**DATA SUPPLIED**
---+---

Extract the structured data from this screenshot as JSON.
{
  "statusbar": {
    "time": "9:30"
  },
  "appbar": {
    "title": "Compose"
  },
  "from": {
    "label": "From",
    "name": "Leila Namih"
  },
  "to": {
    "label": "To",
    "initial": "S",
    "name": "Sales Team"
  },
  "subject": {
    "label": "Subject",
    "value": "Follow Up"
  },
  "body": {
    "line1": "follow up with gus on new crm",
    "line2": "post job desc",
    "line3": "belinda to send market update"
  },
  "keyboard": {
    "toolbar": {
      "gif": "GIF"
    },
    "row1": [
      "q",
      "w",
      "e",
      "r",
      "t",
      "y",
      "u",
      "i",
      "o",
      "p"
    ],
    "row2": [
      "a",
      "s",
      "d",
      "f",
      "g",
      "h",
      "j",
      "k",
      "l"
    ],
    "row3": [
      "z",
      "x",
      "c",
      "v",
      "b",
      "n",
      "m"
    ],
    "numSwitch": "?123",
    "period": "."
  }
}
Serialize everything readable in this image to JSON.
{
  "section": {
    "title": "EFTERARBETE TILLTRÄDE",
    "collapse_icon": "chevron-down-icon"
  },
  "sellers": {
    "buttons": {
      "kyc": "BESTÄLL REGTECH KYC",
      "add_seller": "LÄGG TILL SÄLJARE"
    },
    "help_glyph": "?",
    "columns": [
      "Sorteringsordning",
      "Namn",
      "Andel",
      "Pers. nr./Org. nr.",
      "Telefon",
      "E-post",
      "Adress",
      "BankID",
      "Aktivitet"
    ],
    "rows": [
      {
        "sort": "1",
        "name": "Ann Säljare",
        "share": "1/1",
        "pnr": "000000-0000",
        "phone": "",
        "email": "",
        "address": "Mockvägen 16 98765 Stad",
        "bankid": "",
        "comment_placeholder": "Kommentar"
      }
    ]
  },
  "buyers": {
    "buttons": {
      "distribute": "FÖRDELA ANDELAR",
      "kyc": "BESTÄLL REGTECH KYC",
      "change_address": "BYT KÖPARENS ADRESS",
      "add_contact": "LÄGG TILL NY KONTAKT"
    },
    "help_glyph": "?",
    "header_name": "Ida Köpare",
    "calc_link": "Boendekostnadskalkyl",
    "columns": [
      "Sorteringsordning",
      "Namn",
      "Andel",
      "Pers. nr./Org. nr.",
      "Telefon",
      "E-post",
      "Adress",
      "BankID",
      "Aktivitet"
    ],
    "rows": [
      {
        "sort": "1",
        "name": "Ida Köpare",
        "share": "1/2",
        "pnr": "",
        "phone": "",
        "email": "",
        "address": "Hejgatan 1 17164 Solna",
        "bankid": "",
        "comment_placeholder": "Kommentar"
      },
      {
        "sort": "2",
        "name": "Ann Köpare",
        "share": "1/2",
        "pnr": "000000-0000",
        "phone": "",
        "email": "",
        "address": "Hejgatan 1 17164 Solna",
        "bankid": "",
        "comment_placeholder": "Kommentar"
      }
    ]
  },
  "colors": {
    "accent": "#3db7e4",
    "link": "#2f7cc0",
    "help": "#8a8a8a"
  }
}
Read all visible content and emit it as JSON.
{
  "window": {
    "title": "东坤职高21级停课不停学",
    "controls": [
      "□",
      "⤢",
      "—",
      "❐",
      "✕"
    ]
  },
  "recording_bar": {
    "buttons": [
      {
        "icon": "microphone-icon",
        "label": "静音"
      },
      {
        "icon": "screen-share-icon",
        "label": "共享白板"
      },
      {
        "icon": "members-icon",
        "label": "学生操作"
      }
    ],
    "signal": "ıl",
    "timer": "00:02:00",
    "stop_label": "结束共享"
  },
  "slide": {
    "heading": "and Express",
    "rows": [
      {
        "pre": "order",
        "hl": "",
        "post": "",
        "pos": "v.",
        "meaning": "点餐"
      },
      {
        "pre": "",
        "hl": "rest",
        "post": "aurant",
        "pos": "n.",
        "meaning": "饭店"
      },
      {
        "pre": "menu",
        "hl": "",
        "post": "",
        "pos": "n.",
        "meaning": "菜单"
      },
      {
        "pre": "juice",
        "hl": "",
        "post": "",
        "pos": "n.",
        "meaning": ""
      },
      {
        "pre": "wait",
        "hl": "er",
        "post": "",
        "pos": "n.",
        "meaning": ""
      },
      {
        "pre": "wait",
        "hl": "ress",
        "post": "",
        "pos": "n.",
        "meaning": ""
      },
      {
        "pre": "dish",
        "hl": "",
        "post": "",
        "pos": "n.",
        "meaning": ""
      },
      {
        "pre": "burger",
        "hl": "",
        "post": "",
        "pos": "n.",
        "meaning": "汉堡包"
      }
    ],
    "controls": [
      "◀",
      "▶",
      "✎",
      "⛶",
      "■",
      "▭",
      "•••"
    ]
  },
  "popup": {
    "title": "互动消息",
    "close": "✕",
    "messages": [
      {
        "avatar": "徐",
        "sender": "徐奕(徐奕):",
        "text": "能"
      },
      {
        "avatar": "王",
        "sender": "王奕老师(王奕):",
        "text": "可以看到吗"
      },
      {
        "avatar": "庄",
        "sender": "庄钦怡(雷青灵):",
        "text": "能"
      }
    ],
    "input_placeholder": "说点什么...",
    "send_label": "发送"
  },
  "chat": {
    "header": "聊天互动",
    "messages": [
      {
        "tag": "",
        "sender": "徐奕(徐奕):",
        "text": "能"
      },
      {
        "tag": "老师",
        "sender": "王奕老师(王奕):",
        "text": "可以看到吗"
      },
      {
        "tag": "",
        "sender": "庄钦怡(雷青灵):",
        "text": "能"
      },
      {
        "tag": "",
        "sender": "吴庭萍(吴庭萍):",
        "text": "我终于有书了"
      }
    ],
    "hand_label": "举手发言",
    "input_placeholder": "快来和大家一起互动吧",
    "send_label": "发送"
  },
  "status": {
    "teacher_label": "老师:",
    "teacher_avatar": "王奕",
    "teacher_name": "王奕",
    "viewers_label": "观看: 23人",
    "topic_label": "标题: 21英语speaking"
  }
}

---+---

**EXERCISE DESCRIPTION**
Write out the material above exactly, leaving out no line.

**EXERCISE RESULT**
Extract the structured data from this screenshot as JSON.
{
  "statusbar": {
    "time": "9:30"
  },
  "appbar": {
    "title": "Compose"
  },
  "from": {
    "label": "From",
    "name": "Leila Namih"
  },
  "to": {
    "label": "To",
    "initial": "S",
    "name": "Sales Team"
  },
  "subject": {
    "label": "Subject",
    "value": "Follow Up"
  },
  "body": {
    "line1": "follow up with gus on new crm",
    "line2": "post job desc",
    "line3": "belinda to send market update"
  },
  "keyboard": {
    "toolbar": {
      "gif": "GIF"
    },
    "row1": [
      "q",
      "w",
      "e",
      "r",
      "t",
      "y",
      "u",
      "i",
      "o",
      "p"
    ],
    "row2": [
      "a",
      "s",
      "d",
      "f",
      "g",
      "h",
      "j",
      "k",
      "l"
    ],
    "row3": [
      "z",
      "x",
      "c",
      "v",
      "b",
      "n",
      "m"
    ],
    "numSwitch": "?123",
    "period": "."
  }
}
Serialize everything readable in this image to JSON.
{
  "section": {
    "title": "EFTERARBETE TILLTRÄDE",
    "collapse_icon": "chevron-down-icon"
  },
  "sellers": {
    "buttons": {
      "kyc": "BESTÄLL REGTECH KYC",
      "add_seller": "LÄGG TILL SÄLJARE"
    },
    "help_glyph": "?",
    "columns": [
      "Sorteringsordning",
      "Namn",
      "Andel",
      "Pers. nr./Org. nr.",
      "Telefon",
      "E-post",
      "Adress",
      "BankID",
      "Aktivitet"
    ],
    "rows": [
      {
        "sort": "1",
        "name": "Ann Säljare",
        "share": "1/1",
        "pnr": "000000-0000",
        "phone": "",
        "email": "",
        "address": "Mockvägen 16 98765 Stad",
        "bankid": "",
        "comment_placeholder": "Kommentar"
      }
    ]
  },
  "buyers": {
    "buttons": {
      "distribute": "FÖRDELA ANDELAR",
      "kyc": "BESTÄLL REGTECH KYC",
      "change_address": "BYT KÖPARENS ADRESS",
      "add_contact": "LÄGG TILL NY KONTAKT"
    },
    "help_glyph": "?",
    "header_name": "Ida Köpare",
    "calc_link": "Boendekostnadskalkyl",
    "columns": [
      "Sorteringsordning",
      "Namn",
      "Andel",
      "Pers. nr./Org. nr.",
      "Telefon",
      "E-post",
      "Adress",
      "BankID",
      "Aktivitet"
    ],
    "rows": [
      {
        "sort": "1",
        "name": "Ida Köpare",
        "share": "1/2",
        "pnr": "",
        "phone": "",
        "email": "",
        "address": "Hejgatan 1 17164 Solna",
        "bankid": "",
        "comment_placeholder": "Kommentar"
      },
      {
        "sort": "2",
        "name": "Ann Köpare",
        "share": "1/2",
        "pnr": "000000-0000",
        "phone": "",
        "email": "",
        "address": "Hejgatan 1 17164 Solna",
        "bankid": "",
        "comment_placeholder": "Kommentar"
      }
    ]
  },
  "colors": {
    "accent": "#3db7e4",
    "link": "#2f7cc0",
    "help": "#8a8a8a"
  }
}
Read all visible content and emit it as JSON.
{
  "window": {
    "title": "东坤职高21级停课不停学",
    "controls": [
      "□",
      "⤢",
      "—",
      "❐",
      "✕"
    ]
  },
  "recording_bar": {
    "buttons": [
      {
        "icon": "microphone-icon",
        "label": "静音"
      },
      {
        "icon": "screen-share-icon",
        "label": "共享白板"
      },
      {
        "icon": "members-icon",
        "label": "学生操作"
      }
    ],
    "signal": "ıl",
    "timer": "00:02:00",
    "stop_label": "结束共享"
  },
  "slide": {
    "heading": "and Express",
    "rows": [
      {
        "pre": "order",
        "hl": "",
        "post": "",
        "pos": "v.",
        "meaning": "点餐"
      },
      {
        "pre": "",
        "hl": "rest",
        "post": "aurant",
        "pos": "n.",
        "meaning": "饭店"
      },
      {
        "pre": "menu",
        "hl": "",
        "post": "",
        "pos": "n.",
        "meaning": "菜单"
      },
      {
        "pre": "juice",
        "hl": "",
        "post": "",
        "pos": "n.",
        "meaning": ""
      },
      {
        "pre": "wait",
        "hl": "er",
        "post": "",
        "pos": "n.",
        "meaning": ""
      },
      {
        "pre": "wait",
        "hl": "ress",
        "post": "",
        "pos": "n.",
        "meaning": ""
      },
      {
        "pre": "dish",
        "hl": "",
        "post": "",
        "pos": "n.",
        "meaning": ""
      },
      {
        "pre": "burger",
        "hl": "",
        "post": "",
        "pos": "n.",
        "meaning": "汉堡包"
      }
    ],
    "controls": [
      "◀",
      "▶",
      "✎",
      "⛶",
      "■",
      "▭",
      "•••"
    ]
  },
  "popup": {
    "title": "互动消息",
    "close": "✕",
    "messages": [
      {
        "avatar": "徐",
        "sender": "徐奕(徐奕):",
        "text": "能"
      },
      {
        "avatar": "王",
        "sender": "王奕老师(王奕):",
        "text": "可以看到吗"
      },
      {
        "avatar": "庄",
        "sender": "庄钦怡(雷青灵):",
        "text": "能"
      }
    ],
    "input_placeholder": "说点什么...",
    "send_label": "发送"
  },
  "chat": {
    "header": "聊天互动",
    "messages": [
      {
        "tag": "",
        "sender": "徐奕(徐奕):",
        "text": "能"
      },
      {
        "tag": "老师",
        "sender": "王奕老师(王奕):",
        "text": "可以看到吗"
      },
      {
        "tag": "",
        "sender": "庄钦怡(雷青灵):",
        "text": "能"
      },
      {
        "tag": "",
        "sender": "吴庭萍(吴庭萍):",
        "text": "我终于有书了"
      }
    ],
    "hand_label": "举手发言",
    "input_placeholder": "快来和大家一起互动吧",
    "send_label": "发送"
  },
  "status": {
    "teacher_label": "老师:",
    "teacher_avatar": "王奕",
    "teacher_name": "王奕",
    "viewers_label": "观看: 23人",
    "topic_label": "标题: 21英语speaking"
  }
}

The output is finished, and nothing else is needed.